TO: I was there at the January 6th rally. I saw the anger in the participants. I saw President Trump, and the other speakers at the podium, putting a fire under their anger.
I was thinking something could happen, but I wasn't anticipating that people would actually break into the Capitol building. So of course it made news all around the world. That was something not supposed to happen in this country --a country founded on the principles of freedom, democracy, and the rule of law. So, it was very shocking and sad.
RBG: Have you seen a big change in U.S., Japanese relations in the passage from the Trump to the Biden administration?
TO: During the Trump era, many countries, including Japan, still had to live with the United States. There were problems because of President Trump's America First policy. He kept complaining about allies, including Japan and South Korea, not taking on enough of the financial and other burdens of national security.
After the Biden administration, Biden allowed for a return to normality, since the US returned to the World Health Organization and to a focus on climate change.
As I said earlier, countries around the world see the United States as a leader of democracy. But there are now concerns due to the domestic situation. The Biden administration says that they're going to have the democracy summit in December, which is good. But if you want to be the leader of the free world, you are going to have to clean up your own household. Otherwise, your voice won't be heard.
RBG: That's the challenge to American credibility right now.
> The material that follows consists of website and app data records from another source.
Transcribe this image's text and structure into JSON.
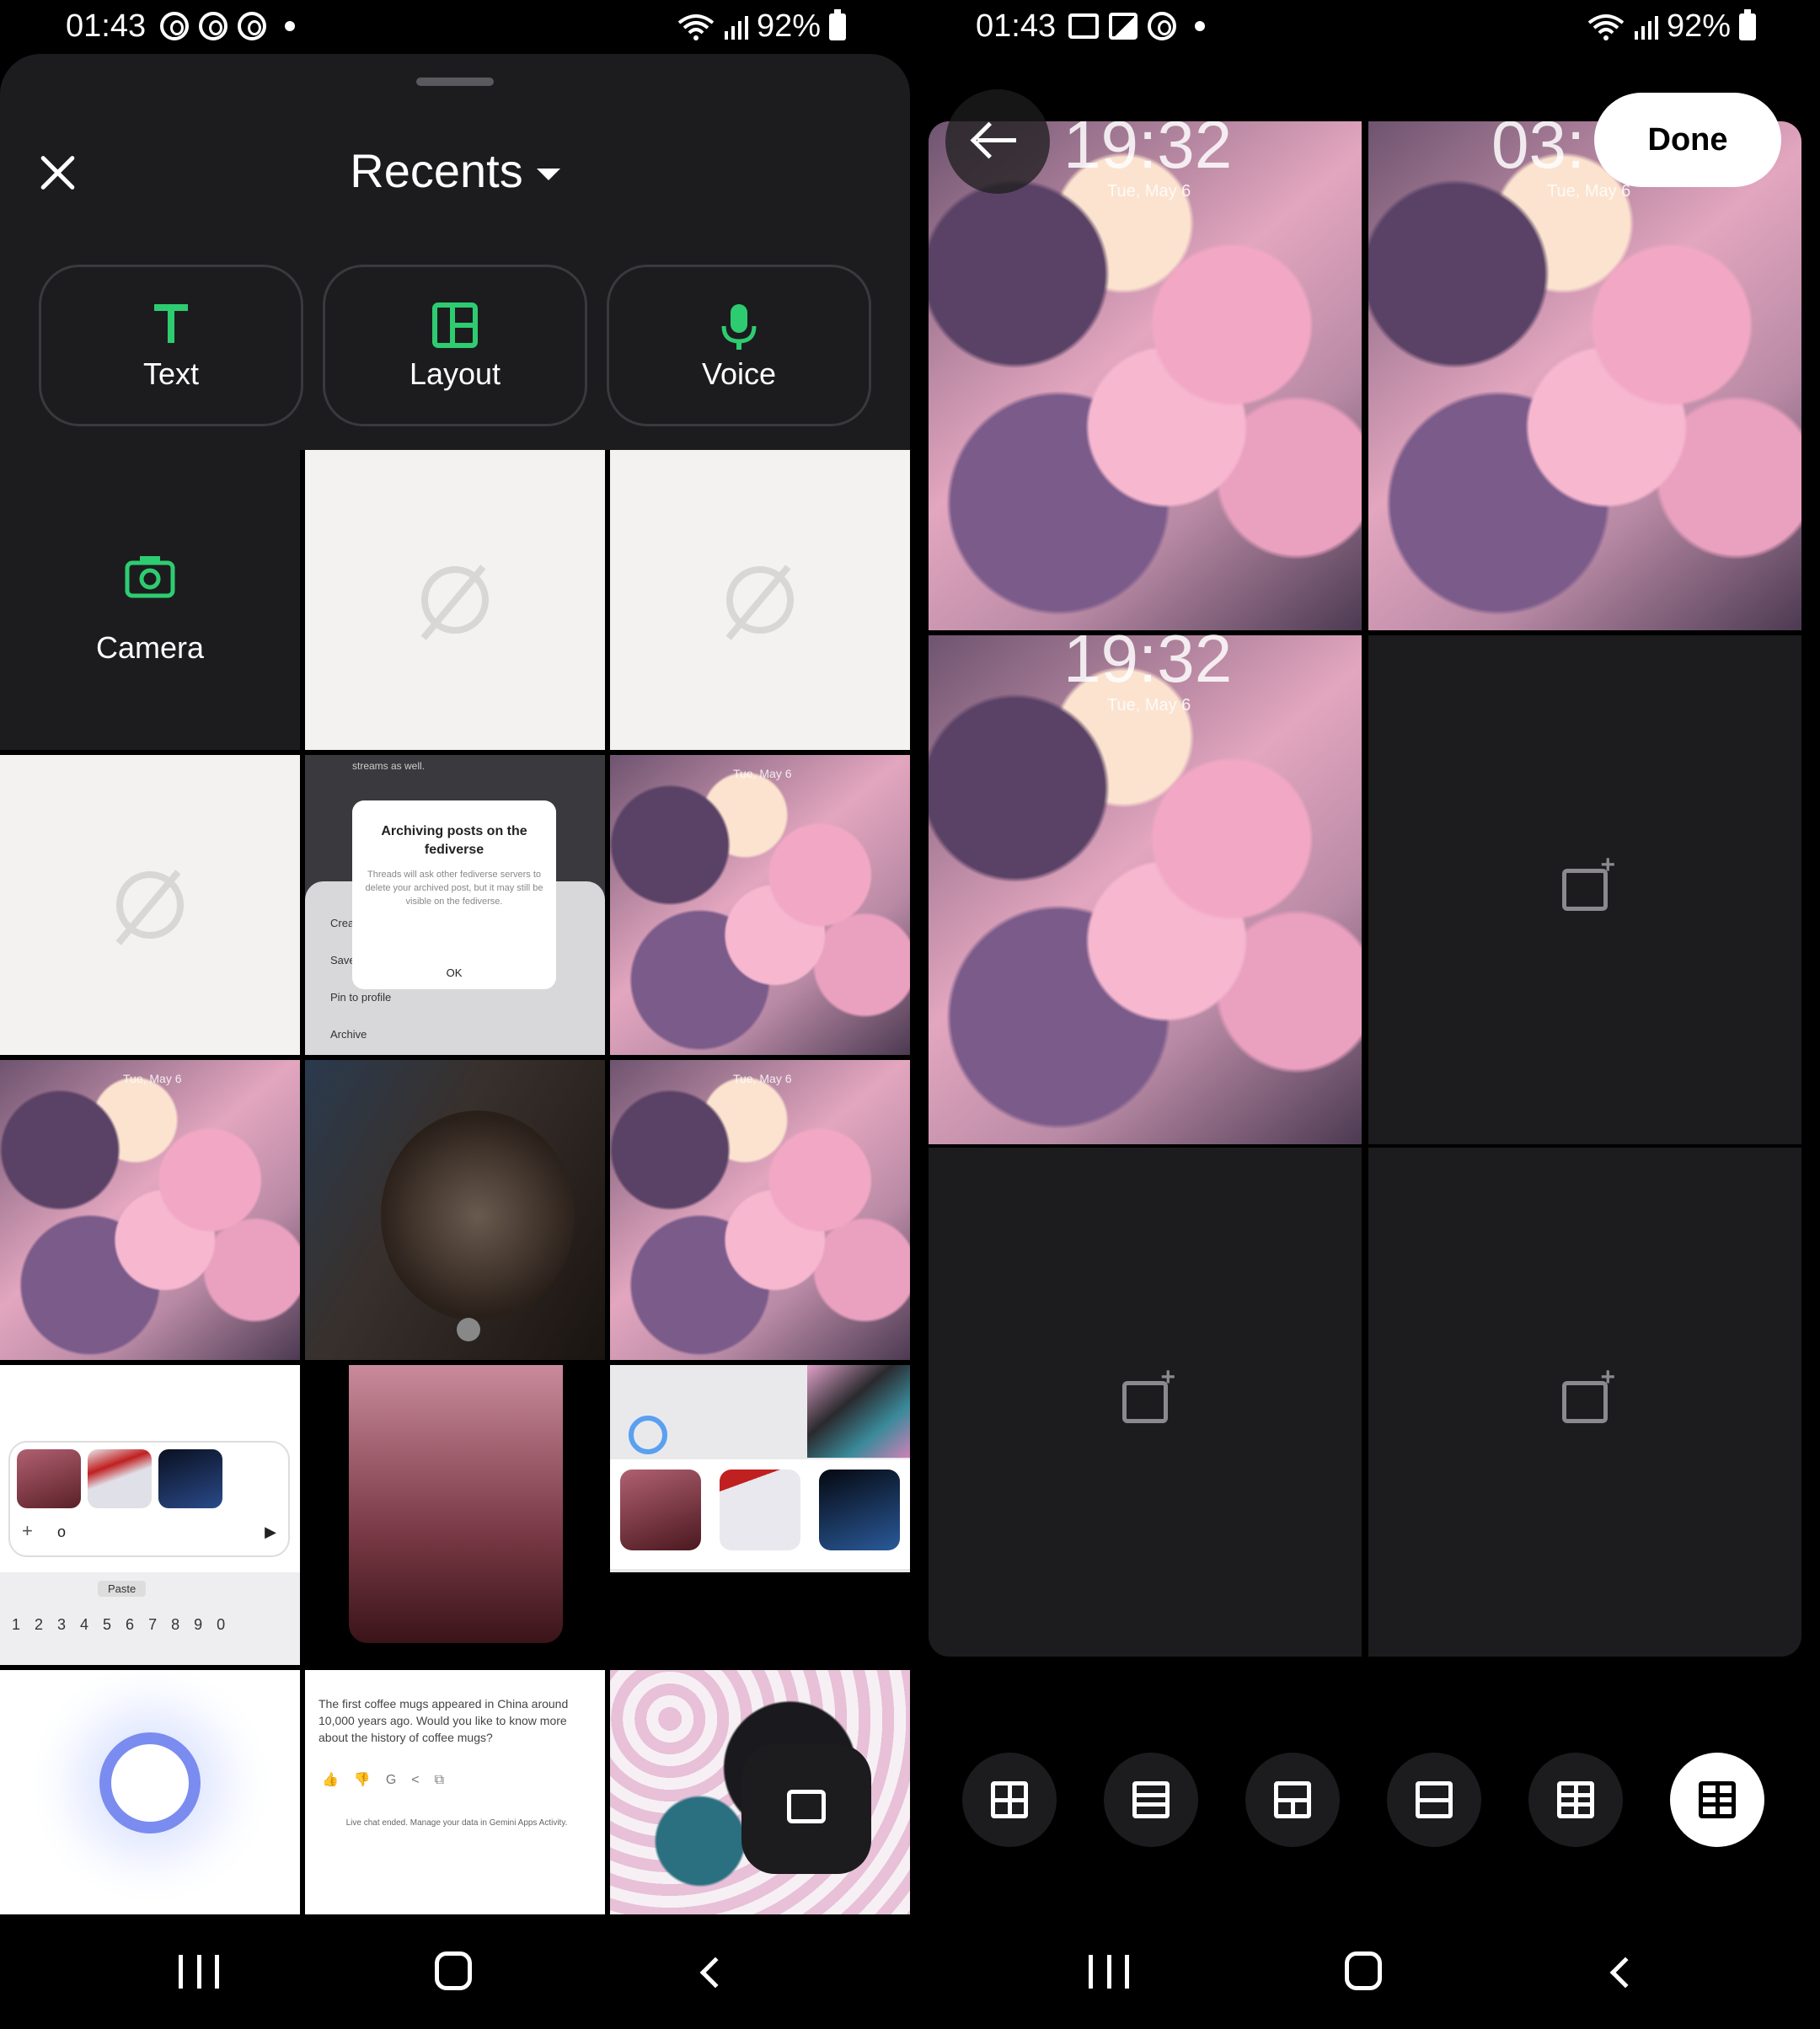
{
  "left": {
    "status": {
      "time": "01:43",
      "battery": "92%"
    },
    "sheet": {
      "title": "Recents",
      "options": [
        {
          "label": "Text",
          "icon": "text-icon"
        },
        {
          "label": "Layout",
          "icon": "layout-icon"
        },
        {
          "label": "Voice",
          "icon": "mic-icon"
        }
      ],
      "camera_label": "Camera"
    },
    "thumbs": {
      "dialog_title": "Archiving posts on the fediverse",
      "dialog_body": "Threads will ask other fediverse servers to delete your archived post, but it may still be visible on the fediverse.",
      "dialog_ok": "OK",
      "dialog_menu": [
        "Crea",
        "Save",
        "Pin to profile",
        "Archive"
      ],
      "dialog_top": "streams as well.",
      "keyboard_paste": "Paste",
      "keyboard_digits": "1 2 3 4 5 6 7 8 9 0",
      "input_text": "o",
      "chat_text": "The first coffee mugs appeared in China around 10,000 years ago. Would you like to know more about the history of coffee mugs?",
      "chat_footer": "Live chat ended. Manage your data in Gemini Apps Activity.",
      "lock_date": "Tue, May 6"
    }
  },
  "right": {
    "status": {
      "time": "01:43",
      "battery": "92%"
    },
    "done_label": "Done",
    "clock_1": "19:32",
    "clock_2": "03:",
    "clock_3": "19:32",
    "date": "Tue, May 6"
  },
  "accent": "#2ecc71"
}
TO: Yes. It's a matter of credibility. And that credibility has been shaken, unfortunately. The other problem is that because of the power and influence the US has in the world, what happens there impacts other countries. Take Brazil. President Bolsonaro argued a few months ago that if he loses the presidential election next year, it will be because of election fraud. He is using the same playbook that former President Trump did.
RBG: Japan is part of an alliance with the US, Australia, and India designed to be a kind of buffer to China. China is in a period of repression in both domestic and foreign policy realms. The intensification of Xi's personality cult, and the recall to Mao, are measures of that. Do you see a period of greater instability coming in the Pacific, around Taiwan, Hong Kong, and more generally?
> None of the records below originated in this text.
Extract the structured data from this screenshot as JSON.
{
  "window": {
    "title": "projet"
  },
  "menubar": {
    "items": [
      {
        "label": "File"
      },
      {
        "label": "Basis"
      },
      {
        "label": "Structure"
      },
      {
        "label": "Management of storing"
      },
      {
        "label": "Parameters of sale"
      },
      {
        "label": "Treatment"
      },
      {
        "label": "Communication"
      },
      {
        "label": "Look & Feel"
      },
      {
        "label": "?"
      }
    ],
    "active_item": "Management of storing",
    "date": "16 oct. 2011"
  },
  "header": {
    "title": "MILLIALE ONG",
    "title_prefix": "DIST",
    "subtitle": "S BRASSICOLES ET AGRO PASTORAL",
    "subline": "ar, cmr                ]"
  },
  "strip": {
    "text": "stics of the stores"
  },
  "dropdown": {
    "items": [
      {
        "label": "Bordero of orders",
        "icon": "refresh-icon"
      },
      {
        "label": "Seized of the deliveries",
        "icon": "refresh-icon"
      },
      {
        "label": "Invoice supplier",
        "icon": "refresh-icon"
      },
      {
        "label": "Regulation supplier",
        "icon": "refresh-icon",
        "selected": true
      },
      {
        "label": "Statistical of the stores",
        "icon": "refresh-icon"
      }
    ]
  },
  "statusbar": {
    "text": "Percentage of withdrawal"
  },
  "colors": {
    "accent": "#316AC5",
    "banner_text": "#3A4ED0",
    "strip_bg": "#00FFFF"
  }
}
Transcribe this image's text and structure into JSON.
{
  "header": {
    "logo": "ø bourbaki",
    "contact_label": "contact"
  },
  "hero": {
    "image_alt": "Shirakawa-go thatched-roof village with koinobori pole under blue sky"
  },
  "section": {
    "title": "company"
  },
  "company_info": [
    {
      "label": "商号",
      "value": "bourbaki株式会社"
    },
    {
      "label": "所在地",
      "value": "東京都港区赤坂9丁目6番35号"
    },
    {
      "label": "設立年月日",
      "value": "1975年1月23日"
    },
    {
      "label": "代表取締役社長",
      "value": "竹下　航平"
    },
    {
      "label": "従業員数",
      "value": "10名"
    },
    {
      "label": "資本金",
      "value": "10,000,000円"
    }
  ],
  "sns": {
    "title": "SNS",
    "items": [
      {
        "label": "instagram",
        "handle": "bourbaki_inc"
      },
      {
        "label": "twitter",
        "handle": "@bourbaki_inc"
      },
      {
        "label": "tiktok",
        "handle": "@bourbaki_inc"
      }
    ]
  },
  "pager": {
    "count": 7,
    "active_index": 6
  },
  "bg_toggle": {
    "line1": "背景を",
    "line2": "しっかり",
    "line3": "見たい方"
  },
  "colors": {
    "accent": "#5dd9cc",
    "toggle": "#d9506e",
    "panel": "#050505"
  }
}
TO: Well, we don't know yet, but one of the big concerns is the increasing personality cult of Xi Jinping. It looks like China is going back to the Mao Zedong era in that regard. The big difference between the Mao era and now, though, is that then China may have been a big country, but economically it was very small, and its military didn't have much impact on the outside world.
Now, China is economically very powerful and its military has very advanced equipment. It's concerning that China seems to be more confident about the way they rule the country, politically. I think they started to feel that they are doing better than the democratic countries --one example was the handling of the COVID crisis. This greater confidence is leading them to be more aggressive.
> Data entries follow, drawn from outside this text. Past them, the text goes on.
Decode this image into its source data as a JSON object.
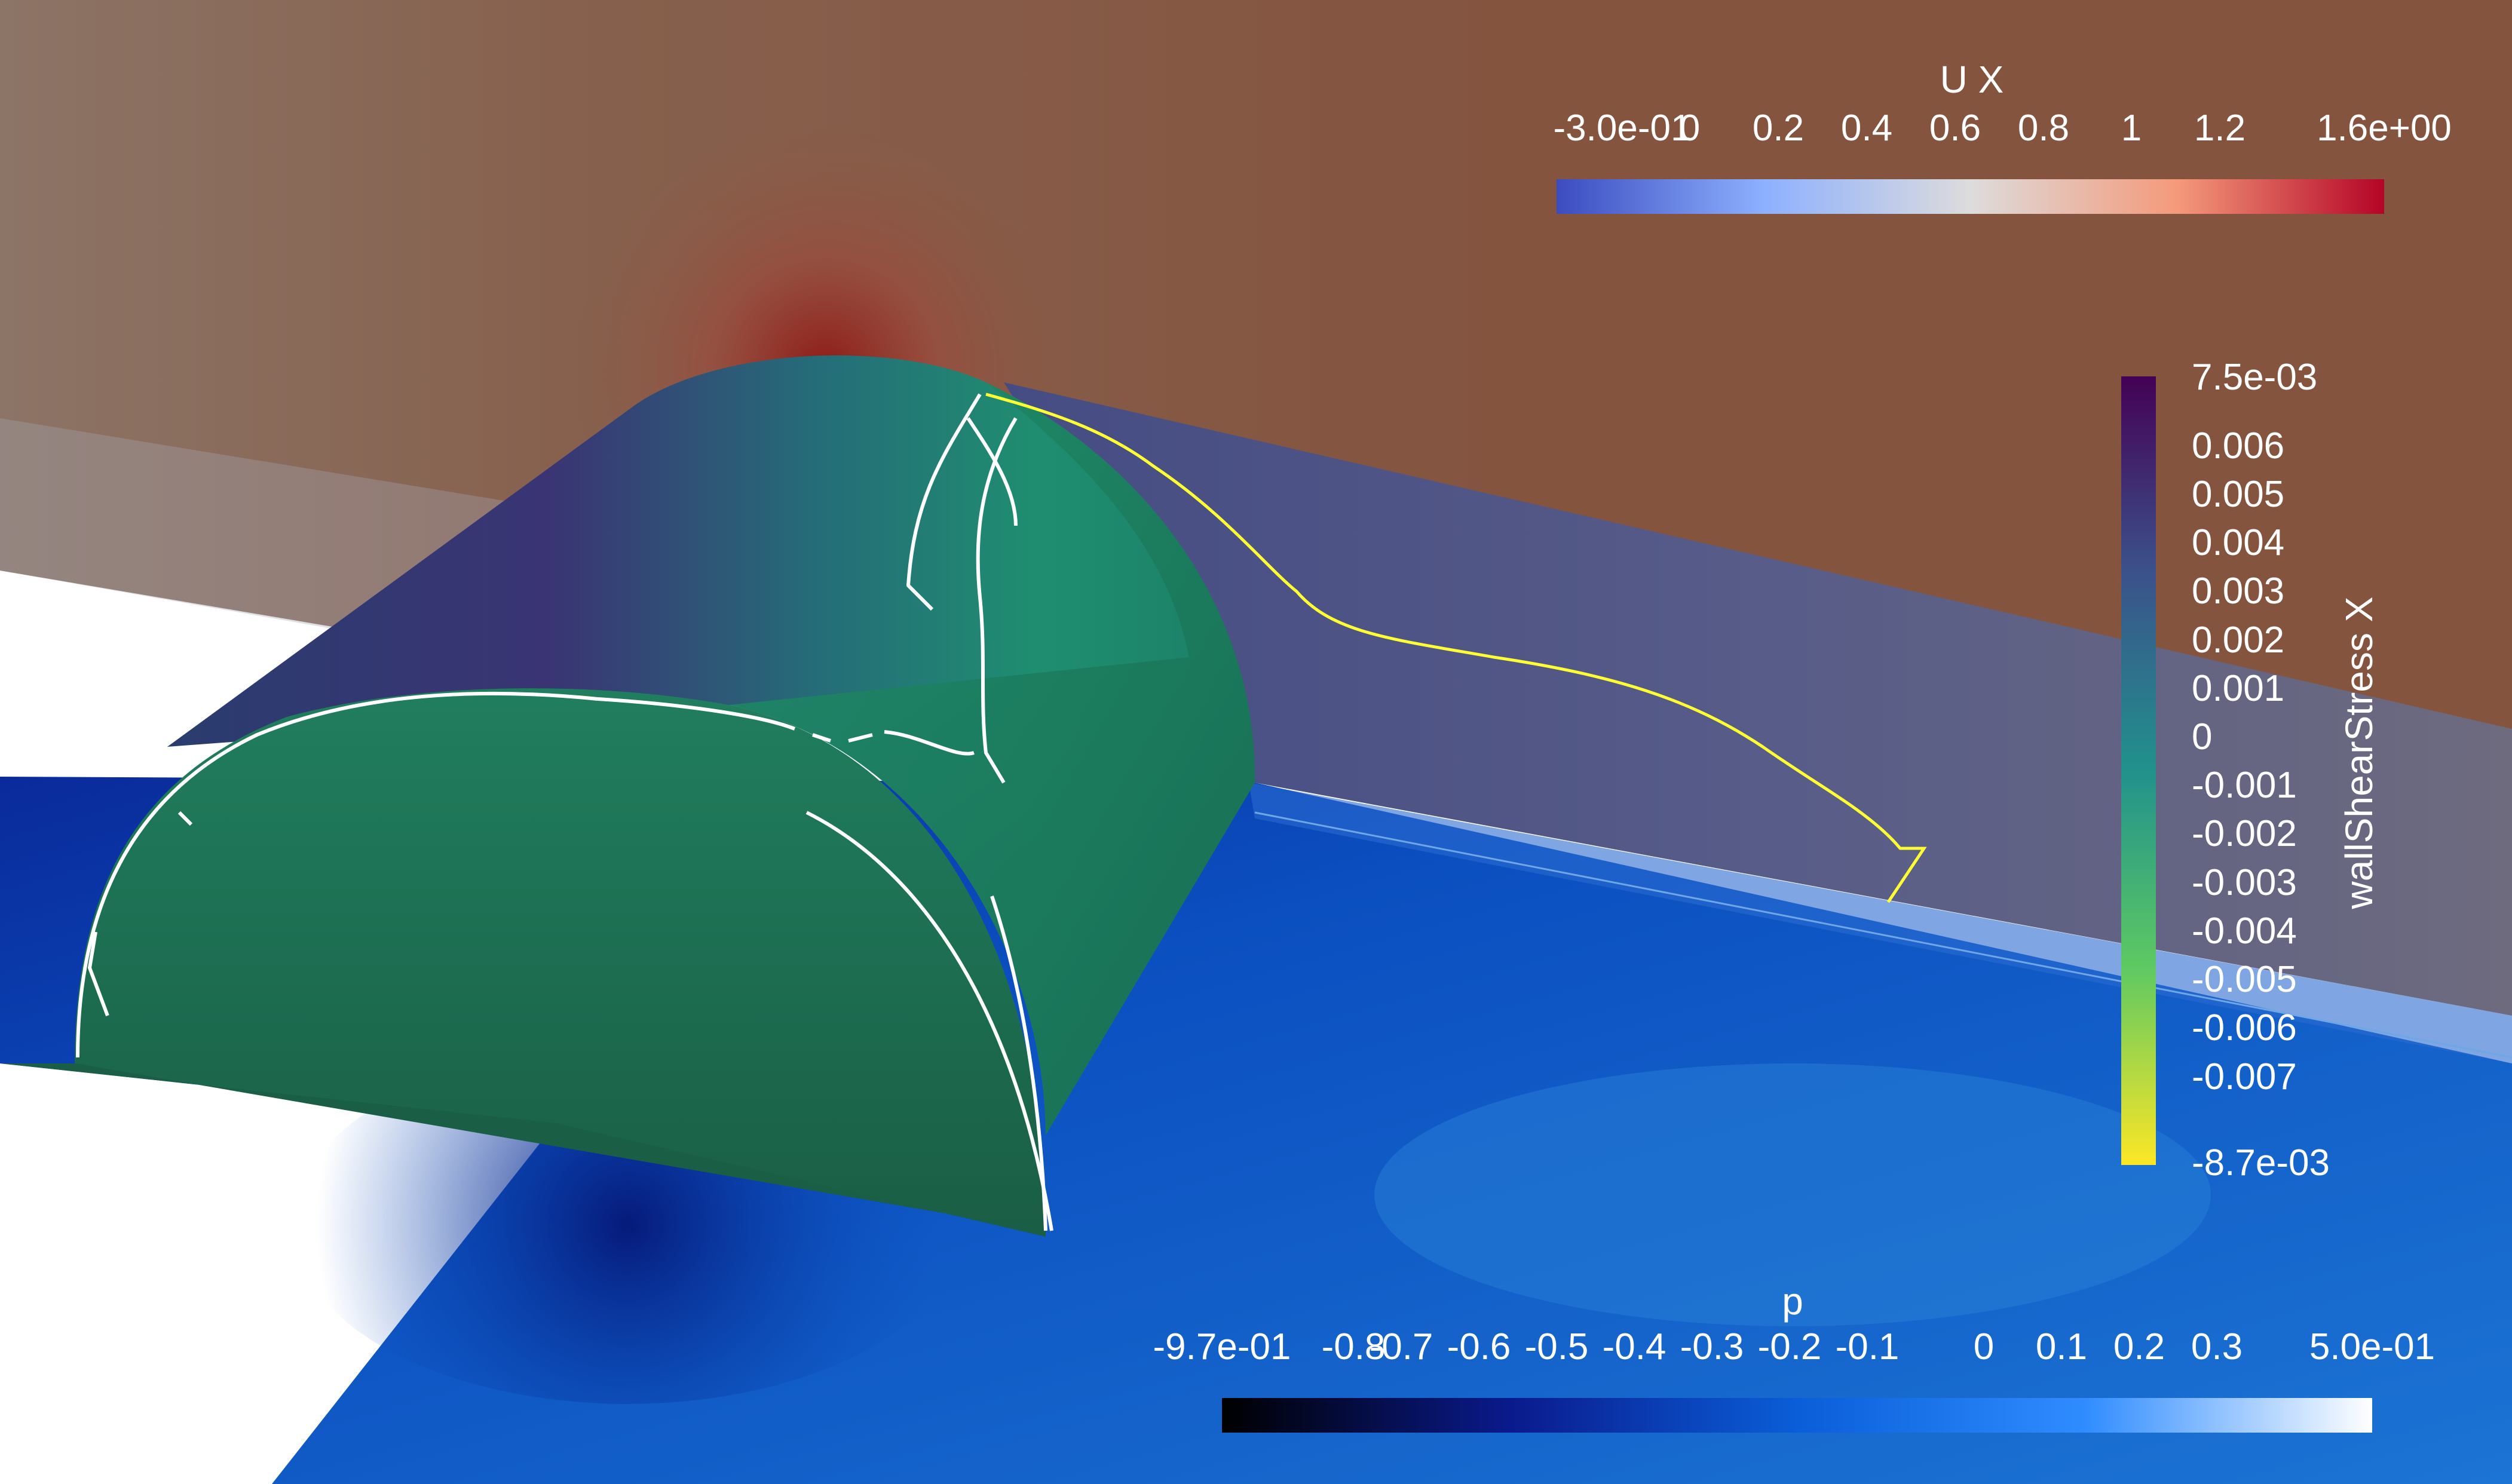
{
  "colorbars": {
    "ux": {
      "title": "U X",
      "ticks": [
        "-3.0e-01",
        "0",
        "0.2",
        "0.4",
        "0.6",
        "0.8",
        "1",
        "1.2",
        "1.6e+00"
      ],
      "colors": [
        "#3b4cc0",
        "#8db0fe",
        "#dddcdc",
        "#f49a7b",
        "#b40426"
      ]
    },
    "wallShearStress": {
      "title": "wallShearStress X",
      "ticks": [
        "7.5e-03",
        "0.006",
        "0.005",
        "0.004",
        "0.003",
        "0.002",
        "0.001",
        "0",
        "-0.001",
        "-0.002",
        "-0.003",
        "-0.004",
        "-0.005",
        "-0.006",
        "-0.007",
        "-8.7e-03"
      ],
      "colors": [
        "#fde725",
        "#5ec962",
        "#21918c",
        "#3b528b",
        "#440154"
      ]
    },
    "p": {
      "title": "p",
      "ticks": [
        "-9.7e-01",
        "-0.8",
        "-0.7",
        "-0.6",
        "-0.5",
        "-0.4",
        "-0.3",
        "-0.2",
        "-0.1",
        "0",
        "0.1",
        "0.2",
        "0.3",
        "5.0e-01"
      ],
      "colors": [
        "#000000",
        "#0a1a8c",
        "#0a5ed8",
        "#2f8cff",
        "#ffffff"
      ]
    }
  },
  "scene": {
    "background_color": "#ffffff",
    "upper_plane_color": "#8a5a44",
    "lower_plane_color": "#1060c8",
    "cylinder_color": "#1f8f6a",
    "streamline_color": "#ffff33",
    "contour_color": "#ffffff"
  }
}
I think that's the biggest concern, especially for countries around China, like Japan, South Korea, and South Asian countries. These countries feel more direct pressure from China. But at the same time, they have very strong economic ties to China, through trade. I think that makes it very difficult to know how to deal with China.
RBG: So many countries, including the U.S., are dependent on Chinese products. So that makes the effort to put pressure on the country to enact human rights or other reforms very difficult.
TO: The Biden administration says that today in the world we have a competition between democracy and autocracy. That might be true. But I think the problem democratic countries face now is not primarily the danger of being attacked by the other countries. The challenges American democracy is facing right now, for example, come from internal problems, from inside your own country. So that's what we are going to have to deal with.